And they called her stupid for it, for feeling things they had made a point of becoming blind to because they'd found bland comfort here, in this place with thin walls and unsteady lights and front steps with rough cement that cut her each time she sat on them. How was it enough for them? How could it be enough for anyone, much less her father, the rough, foul-mouthed man who drove a truck across the country and used to send them gruff letters saying,
"I miss both of you. But this pays the bills. And I like seeing places and doing things, even if it hurts not having you with me."
Where was her father? Where had he gone?
The answer flooded into her suddenly. The armchair. That's where he'd gone. It was all the armchair's fault. The armchair was a conduit of this town's power, a way for the town to possess him, to steal him from her.
She made the decision instantly, too overwhelmed by the fire in her chest to take the time to think rationally.
She threw the door open and stalked to the kitchen, pulled open a drawer, and removed a steak knife.

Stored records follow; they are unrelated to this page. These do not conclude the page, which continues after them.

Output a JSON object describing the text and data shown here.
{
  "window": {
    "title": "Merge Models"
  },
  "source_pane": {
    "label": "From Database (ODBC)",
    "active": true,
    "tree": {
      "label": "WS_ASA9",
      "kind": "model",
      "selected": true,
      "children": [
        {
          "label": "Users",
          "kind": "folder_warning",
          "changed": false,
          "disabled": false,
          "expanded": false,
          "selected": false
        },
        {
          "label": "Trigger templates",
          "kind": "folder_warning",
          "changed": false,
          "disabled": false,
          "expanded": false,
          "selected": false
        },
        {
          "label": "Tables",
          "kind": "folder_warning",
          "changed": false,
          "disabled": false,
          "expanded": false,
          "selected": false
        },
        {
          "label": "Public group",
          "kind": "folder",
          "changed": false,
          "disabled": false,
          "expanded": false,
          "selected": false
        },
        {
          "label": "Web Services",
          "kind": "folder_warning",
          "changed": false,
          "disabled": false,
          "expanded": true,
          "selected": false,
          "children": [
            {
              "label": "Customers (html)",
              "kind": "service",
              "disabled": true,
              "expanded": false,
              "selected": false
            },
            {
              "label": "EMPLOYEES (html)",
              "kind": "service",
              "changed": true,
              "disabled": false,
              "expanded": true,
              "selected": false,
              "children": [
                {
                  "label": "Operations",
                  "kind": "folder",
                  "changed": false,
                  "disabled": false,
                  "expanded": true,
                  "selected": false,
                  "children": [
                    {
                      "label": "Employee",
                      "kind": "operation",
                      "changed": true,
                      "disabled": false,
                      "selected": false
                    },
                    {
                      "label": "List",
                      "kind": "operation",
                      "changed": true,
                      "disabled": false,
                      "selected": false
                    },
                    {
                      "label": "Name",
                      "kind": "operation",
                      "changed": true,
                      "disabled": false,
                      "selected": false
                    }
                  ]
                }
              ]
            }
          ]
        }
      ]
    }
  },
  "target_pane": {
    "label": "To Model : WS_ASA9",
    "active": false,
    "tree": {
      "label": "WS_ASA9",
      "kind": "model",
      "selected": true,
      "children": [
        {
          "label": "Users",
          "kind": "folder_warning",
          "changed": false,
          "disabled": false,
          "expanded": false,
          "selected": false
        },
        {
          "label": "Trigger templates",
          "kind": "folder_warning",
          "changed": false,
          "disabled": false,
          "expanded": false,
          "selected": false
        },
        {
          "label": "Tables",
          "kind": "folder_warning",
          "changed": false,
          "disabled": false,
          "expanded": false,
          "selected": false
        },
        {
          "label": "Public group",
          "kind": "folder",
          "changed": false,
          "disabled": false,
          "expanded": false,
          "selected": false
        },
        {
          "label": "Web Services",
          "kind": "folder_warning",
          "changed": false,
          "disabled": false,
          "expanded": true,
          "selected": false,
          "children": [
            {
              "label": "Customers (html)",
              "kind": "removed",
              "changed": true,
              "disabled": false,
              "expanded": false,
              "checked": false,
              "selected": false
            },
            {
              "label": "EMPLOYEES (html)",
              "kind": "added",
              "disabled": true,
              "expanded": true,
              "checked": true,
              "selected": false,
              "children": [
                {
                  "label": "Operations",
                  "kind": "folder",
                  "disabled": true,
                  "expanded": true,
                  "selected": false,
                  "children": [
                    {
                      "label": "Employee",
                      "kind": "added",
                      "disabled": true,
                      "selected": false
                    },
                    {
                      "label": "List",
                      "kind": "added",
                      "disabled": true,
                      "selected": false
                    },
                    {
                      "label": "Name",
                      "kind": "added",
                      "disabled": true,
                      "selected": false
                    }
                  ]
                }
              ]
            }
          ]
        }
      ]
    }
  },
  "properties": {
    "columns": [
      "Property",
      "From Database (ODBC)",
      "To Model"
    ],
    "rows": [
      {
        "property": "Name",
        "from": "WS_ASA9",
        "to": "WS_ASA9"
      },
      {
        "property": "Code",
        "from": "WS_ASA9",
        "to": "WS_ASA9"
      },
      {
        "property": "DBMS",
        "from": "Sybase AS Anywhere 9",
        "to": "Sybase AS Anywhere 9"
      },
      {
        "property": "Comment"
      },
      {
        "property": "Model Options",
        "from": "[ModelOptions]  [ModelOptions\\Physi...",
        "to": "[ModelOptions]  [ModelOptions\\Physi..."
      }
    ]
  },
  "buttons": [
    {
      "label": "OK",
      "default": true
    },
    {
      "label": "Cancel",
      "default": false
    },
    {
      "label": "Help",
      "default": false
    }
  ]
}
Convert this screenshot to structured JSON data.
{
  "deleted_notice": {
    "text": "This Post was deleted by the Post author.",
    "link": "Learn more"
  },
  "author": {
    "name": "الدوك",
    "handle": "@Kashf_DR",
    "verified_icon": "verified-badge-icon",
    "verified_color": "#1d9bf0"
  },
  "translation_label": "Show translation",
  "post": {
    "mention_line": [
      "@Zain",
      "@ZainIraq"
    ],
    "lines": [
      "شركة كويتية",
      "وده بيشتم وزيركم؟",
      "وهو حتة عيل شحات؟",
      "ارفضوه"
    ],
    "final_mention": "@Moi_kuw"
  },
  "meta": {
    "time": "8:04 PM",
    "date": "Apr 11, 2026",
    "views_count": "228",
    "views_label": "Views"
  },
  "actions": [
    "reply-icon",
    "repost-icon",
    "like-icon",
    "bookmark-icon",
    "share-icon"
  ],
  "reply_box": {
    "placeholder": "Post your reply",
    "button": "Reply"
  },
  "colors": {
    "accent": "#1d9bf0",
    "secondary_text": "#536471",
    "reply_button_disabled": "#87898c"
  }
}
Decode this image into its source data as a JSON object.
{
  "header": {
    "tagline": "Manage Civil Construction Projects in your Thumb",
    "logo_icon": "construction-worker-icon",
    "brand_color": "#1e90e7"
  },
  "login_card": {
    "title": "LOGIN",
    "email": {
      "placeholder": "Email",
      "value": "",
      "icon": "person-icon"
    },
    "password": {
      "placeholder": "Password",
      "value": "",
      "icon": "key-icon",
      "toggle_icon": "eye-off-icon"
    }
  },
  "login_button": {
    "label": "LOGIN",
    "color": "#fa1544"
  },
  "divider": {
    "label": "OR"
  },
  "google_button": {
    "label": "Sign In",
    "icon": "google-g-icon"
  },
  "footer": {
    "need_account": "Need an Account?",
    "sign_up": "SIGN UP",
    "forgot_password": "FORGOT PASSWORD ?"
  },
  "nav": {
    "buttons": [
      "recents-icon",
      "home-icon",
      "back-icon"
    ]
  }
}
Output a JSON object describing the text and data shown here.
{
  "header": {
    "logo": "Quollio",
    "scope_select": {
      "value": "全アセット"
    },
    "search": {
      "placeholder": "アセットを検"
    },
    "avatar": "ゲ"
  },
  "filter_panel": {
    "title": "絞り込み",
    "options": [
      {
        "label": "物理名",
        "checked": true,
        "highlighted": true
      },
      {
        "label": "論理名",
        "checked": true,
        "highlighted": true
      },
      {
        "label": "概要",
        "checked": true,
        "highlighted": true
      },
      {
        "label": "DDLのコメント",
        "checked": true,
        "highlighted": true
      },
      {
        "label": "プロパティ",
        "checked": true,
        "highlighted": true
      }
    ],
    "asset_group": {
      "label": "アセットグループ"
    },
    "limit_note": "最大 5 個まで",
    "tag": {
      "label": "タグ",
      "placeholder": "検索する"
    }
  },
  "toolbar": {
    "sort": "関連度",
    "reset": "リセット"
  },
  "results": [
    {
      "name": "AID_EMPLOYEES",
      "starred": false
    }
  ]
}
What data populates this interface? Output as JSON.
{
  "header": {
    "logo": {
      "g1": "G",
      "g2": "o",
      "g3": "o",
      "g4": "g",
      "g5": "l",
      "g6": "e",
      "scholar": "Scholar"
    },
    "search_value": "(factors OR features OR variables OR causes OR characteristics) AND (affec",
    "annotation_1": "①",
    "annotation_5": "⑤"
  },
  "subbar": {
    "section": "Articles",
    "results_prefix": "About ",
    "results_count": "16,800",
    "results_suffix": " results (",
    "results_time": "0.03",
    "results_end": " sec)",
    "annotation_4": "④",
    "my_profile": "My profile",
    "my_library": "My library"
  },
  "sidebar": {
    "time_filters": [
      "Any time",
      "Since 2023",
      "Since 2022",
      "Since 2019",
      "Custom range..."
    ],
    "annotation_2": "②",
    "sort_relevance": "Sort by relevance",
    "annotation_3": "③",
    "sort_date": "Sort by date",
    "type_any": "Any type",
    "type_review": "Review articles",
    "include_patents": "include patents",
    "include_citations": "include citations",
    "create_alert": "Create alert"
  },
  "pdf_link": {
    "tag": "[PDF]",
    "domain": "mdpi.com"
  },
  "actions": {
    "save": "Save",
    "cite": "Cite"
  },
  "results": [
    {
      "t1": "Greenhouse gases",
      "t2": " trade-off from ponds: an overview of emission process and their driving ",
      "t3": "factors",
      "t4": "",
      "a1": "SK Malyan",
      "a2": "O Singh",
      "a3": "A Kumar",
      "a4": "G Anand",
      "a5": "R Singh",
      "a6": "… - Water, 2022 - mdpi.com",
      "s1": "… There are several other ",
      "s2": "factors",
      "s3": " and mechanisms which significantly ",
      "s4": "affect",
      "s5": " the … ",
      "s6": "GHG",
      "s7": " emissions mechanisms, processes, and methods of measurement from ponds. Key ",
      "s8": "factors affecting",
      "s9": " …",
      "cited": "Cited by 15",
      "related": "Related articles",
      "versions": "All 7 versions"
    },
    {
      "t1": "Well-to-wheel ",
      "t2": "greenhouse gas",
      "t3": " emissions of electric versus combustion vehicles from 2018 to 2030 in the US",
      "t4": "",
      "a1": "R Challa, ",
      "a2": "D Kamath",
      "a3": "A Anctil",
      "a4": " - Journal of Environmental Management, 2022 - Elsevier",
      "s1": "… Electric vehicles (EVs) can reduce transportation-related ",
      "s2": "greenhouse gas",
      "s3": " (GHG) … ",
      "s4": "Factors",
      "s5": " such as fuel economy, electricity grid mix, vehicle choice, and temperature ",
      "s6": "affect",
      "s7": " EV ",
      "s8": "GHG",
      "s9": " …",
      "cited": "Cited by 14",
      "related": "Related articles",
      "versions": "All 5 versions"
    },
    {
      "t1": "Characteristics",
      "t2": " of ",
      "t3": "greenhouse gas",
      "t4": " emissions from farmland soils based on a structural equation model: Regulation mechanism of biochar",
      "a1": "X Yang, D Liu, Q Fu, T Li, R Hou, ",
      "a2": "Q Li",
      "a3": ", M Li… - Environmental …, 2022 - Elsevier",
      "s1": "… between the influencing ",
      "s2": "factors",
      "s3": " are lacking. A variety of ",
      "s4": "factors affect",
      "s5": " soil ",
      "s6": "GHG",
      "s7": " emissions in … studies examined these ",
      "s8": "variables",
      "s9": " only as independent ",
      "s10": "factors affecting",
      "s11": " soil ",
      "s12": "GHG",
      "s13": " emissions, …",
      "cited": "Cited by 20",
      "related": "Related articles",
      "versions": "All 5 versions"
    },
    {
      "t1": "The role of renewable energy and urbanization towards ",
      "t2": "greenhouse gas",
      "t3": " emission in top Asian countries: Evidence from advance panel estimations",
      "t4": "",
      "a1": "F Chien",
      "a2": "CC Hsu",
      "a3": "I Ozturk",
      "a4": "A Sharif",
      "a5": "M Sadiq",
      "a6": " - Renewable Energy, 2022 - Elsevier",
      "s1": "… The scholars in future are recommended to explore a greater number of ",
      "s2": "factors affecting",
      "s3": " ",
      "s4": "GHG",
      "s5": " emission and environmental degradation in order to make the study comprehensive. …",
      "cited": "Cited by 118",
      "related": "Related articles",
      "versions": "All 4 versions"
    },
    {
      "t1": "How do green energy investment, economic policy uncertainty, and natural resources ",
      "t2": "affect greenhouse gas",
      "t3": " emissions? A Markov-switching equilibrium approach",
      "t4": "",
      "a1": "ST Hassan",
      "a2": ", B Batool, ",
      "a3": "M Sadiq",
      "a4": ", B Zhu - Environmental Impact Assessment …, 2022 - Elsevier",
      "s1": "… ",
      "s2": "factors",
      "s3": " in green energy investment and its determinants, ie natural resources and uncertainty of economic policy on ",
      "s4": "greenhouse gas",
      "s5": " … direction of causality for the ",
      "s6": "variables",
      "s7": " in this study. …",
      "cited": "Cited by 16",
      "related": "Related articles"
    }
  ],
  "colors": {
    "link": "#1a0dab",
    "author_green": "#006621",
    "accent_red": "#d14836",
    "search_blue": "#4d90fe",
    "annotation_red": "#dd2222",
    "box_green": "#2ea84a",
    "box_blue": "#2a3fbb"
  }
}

Striding back to the chair, she savagely plunged the knife into it. Puffs of stuffing protruded from the places where she'd ripped it.
"What are you doing?" her father roared, emerging from the hallway.
She stabbed the chair one final time. The knife clattered to the floor. She whirled to face her father.
"I'm killing your chair."
"What the hell is wrong with you?"
“Me?" she screamed. "Me? What the hell is wrong with me?"
She pushed the chair over. It landed on its side with a tremendous crash, thoroughly defeated. A plate shook and fell from its shelf, shattering on the floor.
"What is wrong with you?" she cried. She was shouting louder than her father had, loud enough for everyone in the town to hear. "You, not me. You always think it's me, don't you? I'm always the problem. The stupid problem. You think I'm the one turning Mom's hair grey. You think I'm the reason you're gaining weight. You think it's all me, always me, never you. Never, ever you."
"Put that down!"
"This?" She picked up one of her father's beer cans, tested its lukewarm, heavy weight. "What, are you angry because you won't get to drink it? Lost the armchair already. Can't bear to lose the alchohol, too, can you? What would you do without it?”
She threw the can as hard as her body would allow her to. It hurtled through the air, spinning as it flew towards its target. The window shattered instantly.
“Stop it! Just stop!”
“Why? Give me a reason. Tell me why.”
“You’re breaking things!”
“I’m breaking things?” Her voice was smooth, emanating cold fury.
“What about you, though, dad? What about you? I’m the one breaking things? I broke an armchair. I broke a window.
“But what about you, dad? You’re breaking me.”
Her mother was standing in the hallways behind her father, eyes wide and afraid, staring.
For the first time in over twelve months, the girl’s father had nothing to say.
One week later, a seventeen-year-old girl sat in the back of a dented automobile. As the car drove away, the girl closed her eyes and whispered something about a train whistle beneath her breath.
That same week, two advertisements ran in the town newspaper. One advertised a house for sale. The other advertised a job opening for a grocer’s position, needing to be filled.